The Tsitsikamma is one of the most beautiful coastal regions in the world. (And the surrounding Garden Route needs your support after devastating wildfires in June this year.) Get to the gate as soon as it opens at 7 am and follow the tar road down to the sea. Watch out for small antelope in the road. Drive past the various campsites and the log cabins to the parking area next to a huge marquee tent that is the temporary home of the Cattle Baron restaurant. (The restaurant building higher up the hill was damaged by a fire -unrelated to those earlier in the year – and is busy being renovated.)
Start your day right with a bacon-and-egg breakfast served with coffee in a tin mug. If the weather allows, one side of the tent will be folded up and you can watch the waves pummel the rocks only 50 m away. If you need cooldrinks or snacks, you can stock up at the shop opposite the restaurant. Then it’s time to hit the trails. The longest two are the Keurpad Trail (15 km) and the Waterfall Trail (6 km), which follows the first section of the Otter Trail.
Not keen to work up that much of a sweat? After breakfast, follow the kilometre-long boardwalk to the suspension bridge over the Storms River. There are lots of benches to rest on along the way – even toddlers can manage. In the afternoon, walk the Loerie Trail (also an easy kilometre) through dense indigenous forest. Sit on one of the benches and lookup at the canopy-you might see the red flash of a Knysnaturaco’s wing. In summer you can have all kinds of fun in the water. Kayaking, snorkelling and scuba-diving are on offer at Untouched – their office is next to the beach. When the sun disappears behind the high hills inland, light a braai at the day visitor’s area. Take your time if you like your chops well done-the gate might close at 6 pm, but day visitors are allowed to stay until 9.30 pm.

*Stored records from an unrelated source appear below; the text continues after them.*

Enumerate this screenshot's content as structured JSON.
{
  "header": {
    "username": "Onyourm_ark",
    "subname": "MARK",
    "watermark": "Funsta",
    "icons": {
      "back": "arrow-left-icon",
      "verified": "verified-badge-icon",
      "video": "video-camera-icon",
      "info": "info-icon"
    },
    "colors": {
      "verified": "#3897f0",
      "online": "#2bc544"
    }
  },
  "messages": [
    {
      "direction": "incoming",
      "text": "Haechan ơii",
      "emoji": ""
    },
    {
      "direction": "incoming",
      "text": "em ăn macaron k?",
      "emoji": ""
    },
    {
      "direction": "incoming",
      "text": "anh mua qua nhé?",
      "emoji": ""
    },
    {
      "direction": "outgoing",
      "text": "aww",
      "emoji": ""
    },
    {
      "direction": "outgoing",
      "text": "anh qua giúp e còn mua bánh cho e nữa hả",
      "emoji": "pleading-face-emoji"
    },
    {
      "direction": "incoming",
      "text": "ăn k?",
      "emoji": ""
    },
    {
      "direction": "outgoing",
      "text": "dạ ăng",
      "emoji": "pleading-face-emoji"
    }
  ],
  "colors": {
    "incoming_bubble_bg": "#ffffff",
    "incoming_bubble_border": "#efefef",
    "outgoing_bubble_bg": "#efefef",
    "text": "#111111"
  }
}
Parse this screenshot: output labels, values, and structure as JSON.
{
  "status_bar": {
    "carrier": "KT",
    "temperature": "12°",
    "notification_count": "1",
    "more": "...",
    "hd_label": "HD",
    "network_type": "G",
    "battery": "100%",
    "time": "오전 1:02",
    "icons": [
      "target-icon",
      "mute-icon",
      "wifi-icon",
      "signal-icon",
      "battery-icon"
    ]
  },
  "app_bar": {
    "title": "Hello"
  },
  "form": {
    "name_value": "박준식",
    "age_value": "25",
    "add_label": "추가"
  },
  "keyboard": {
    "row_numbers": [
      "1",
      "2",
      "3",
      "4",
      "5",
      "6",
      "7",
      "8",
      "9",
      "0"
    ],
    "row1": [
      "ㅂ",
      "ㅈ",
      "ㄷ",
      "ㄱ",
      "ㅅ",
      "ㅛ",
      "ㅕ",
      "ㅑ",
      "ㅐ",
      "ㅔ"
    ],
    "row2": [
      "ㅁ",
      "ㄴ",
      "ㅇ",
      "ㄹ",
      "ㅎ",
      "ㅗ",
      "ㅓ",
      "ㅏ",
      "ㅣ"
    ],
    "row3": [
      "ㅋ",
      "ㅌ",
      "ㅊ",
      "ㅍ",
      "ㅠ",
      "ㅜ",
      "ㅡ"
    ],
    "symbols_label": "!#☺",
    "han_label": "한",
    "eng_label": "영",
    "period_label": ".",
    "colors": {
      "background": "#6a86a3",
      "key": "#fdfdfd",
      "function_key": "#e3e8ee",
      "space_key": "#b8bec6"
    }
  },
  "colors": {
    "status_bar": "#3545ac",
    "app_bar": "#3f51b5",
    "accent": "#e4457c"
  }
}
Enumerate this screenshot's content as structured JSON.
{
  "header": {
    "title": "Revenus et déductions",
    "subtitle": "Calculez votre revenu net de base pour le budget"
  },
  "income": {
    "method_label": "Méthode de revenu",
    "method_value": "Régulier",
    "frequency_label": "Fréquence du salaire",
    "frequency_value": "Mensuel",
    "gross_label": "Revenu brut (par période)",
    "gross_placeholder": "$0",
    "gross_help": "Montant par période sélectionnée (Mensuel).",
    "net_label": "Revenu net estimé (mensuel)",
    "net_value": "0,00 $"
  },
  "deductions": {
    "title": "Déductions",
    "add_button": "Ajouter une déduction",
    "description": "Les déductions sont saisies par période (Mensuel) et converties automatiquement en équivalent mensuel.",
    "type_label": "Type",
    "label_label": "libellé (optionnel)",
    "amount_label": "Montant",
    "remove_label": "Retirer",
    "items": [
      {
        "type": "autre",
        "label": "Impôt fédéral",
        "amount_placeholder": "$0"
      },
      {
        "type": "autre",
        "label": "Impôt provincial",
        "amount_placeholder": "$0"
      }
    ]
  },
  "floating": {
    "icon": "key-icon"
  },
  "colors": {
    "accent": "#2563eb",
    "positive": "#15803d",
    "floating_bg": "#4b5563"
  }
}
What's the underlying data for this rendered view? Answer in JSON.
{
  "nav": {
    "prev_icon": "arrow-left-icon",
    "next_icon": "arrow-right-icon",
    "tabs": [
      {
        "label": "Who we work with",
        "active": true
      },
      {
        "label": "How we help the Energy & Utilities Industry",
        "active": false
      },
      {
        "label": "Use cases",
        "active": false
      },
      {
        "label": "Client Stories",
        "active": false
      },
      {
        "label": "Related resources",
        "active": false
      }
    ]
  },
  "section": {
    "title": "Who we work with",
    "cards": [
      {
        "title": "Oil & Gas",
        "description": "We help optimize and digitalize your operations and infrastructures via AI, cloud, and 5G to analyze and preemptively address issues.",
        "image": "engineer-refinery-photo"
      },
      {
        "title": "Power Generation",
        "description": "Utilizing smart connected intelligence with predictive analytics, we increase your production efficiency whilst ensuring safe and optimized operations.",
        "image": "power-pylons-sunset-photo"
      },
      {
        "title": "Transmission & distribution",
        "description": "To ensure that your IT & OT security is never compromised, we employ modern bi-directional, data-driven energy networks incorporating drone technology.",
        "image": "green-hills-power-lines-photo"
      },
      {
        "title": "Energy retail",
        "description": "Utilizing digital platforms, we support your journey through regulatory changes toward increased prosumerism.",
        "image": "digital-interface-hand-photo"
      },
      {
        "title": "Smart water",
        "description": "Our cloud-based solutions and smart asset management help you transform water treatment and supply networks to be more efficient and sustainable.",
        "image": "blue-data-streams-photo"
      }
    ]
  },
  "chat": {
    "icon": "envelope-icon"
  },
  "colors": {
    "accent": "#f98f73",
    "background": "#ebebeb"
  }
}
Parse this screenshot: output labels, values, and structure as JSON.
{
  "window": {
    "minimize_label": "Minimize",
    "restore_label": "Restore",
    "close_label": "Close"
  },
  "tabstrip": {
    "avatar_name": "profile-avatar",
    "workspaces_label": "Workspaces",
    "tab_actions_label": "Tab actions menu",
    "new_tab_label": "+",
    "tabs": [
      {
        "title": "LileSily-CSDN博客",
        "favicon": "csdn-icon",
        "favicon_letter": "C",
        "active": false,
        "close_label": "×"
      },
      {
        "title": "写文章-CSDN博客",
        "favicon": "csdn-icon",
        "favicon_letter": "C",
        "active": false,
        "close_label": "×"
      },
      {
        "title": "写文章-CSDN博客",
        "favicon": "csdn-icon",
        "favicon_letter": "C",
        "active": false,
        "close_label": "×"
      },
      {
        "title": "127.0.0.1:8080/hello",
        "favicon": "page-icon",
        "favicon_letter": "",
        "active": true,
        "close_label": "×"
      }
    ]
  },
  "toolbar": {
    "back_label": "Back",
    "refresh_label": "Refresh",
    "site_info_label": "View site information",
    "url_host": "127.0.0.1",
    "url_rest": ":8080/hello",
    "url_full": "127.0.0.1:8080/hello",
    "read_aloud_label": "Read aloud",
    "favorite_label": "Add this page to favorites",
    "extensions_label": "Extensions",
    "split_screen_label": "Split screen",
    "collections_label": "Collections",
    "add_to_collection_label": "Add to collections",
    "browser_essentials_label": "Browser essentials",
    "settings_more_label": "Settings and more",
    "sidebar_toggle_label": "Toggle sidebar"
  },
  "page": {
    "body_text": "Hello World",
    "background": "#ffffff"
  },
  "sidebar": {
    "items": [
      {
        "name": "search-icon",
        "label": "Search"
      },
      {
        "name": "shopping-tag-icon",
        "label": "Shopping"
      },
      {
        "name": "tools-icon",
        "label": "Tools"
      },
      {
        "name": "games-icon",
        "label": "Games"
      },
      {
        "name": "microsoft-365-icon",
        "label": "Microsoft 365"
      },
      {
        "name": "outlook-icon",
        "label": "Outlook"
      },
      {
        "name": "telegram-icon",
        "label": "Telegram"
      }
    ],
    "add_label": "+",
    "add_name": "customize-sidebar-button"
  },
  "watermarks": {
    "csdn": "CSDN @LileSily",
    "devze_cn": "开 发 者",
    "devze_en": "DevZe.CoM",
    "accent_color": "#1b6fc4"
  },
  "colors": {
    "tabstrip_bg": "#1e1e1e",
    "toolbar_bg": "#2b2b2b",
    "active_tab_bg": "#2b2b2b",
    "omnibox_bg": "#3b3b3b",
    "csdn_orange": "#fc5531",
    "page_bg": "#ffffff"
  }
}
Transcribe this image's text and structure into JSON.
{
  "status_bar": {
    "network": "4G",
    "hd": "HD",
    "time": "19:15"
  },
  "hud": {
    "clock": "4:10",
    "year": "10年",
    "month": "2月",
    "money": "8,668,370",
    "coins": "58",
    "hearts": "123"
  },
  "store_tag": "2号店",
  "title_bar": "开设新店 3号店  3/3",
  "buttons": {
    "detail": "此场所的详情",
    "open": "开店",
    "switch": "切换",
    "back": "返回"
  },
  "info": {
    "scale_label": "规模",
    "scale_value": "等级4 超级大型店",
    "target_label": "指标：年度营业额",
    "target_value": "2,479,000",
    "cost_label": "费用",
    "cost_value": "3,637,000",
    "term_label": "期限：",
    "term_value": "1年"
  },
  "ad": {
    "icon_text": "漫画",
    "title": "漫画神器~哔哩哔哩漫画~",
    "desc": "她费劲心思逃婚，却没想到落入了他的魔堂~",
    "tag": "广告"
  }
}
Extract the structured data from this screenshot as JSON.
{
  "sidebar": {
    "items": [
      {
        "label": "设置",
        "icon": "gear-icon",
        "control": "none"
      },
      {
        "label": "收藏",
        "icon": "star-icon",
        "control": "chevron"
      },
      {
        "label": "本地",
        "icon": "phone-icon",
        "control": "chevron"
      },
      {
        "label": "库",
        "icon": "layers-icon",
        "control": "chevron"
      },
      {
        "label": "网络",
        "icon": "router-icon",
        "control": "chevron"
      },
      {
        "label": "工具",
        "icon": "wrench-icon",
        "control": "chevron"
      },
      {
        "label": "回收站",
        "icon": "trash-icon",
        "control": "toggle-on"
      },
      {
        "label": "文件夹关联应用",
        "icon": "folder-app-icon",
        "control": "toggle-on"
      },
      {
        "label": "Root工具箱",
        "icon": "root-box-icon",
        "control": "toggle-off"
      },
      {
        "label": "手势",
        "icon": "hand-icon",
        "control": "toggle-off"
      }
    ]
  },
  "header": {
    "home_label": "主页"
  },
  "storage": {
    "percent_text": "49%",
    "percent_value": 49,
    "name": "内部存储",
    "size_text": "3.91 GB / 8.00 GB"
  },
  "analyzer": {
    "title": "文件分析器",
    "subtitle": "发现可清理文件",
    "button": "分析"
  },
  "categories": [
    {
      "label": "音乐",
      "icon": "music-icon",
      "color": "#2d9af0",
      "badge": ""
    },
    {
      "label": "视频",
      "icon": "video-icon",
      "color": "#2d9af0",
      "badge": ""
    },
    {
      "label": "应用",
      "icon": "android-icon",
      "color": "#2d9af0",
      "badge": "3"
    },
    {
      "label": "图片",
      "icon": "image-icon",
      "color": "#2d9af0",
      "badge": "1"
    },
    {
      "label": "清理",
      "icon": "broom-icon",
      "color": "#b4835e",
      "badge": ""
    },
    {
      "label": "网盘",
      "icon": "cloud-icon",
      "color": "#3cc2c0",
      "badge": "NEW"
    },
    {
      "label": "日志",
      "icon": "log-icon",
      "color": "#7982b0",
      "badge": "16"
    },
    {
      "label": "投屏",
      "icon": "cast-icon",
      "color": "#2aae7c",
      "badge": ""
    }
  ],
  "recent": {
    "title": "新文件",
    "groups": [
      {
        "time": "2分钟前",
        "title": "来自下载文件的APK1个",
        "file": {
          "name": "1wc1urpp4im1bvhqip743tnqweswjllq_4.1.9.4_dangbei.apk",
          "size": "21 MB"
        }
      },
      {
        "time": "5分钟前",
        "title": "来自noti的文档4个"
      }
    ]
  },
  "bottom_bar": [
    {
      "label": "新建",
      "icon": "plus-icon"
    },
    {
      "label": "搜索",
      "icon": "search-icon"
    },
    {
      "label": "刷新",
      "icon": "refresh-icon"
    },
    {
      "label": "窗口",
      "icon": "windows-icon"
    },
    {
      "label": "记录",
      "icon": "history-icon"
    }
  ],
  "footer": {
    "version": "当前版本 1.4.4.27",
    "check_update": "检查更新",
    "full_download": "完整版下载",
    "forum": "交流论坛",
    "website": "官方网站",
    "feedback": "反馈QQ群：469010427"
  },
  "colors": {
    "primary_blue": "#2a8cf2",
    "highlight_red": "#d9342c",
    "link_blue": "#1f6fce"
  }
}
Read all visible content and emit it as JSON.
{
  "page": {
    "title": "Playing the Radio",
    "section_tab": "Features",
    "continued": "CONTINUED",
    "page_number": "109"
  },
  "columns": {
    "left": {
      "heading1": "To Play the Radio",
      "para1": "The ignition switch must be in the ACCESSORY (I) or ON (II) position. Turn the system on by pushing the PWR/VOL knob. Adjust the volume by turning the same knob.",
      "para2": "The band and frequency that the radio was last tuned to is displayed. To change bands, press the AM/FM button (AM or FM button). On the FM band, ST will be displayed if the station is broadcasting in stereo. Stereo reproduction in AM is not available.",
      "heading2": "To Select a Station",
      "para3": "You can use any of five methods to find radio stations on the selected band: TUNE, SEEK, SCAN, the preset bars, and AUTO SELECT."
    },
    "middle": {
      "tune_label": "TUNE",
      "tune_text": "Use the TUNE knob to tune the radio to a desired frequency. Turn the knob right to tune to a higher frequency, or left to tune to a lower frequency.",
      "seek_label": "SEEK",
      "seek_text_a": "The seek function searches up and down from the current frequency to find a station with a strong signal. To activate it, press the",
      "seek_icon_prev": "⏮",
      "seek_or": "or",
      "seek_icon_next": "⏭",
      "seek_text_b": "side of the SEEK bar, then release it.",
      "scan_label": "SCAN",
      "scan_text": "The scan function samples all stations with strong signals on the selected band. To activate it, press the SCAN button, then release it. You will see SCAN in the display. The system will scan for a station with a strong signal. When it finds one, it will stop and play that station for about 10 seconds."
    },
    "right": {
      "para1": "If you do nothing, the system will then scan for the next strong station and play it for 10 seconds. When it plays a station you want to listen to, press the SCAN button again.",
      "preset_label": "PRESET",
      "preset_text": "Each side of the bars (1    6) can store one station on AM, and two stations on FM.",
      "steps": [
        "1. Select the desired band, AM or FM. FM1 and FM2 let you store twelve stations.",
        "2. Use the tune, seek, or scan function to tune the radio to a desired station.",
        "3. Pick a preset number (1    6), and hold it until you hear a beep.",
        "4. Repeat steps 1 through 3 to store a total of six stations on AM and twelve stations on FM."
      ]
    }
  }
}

How to get there? The gate into the Tsitsikamma section is off the N2 about 195 km west of Port Elizabeth and 68 km east of Plett.
Gate times: 7 am to 6 pm.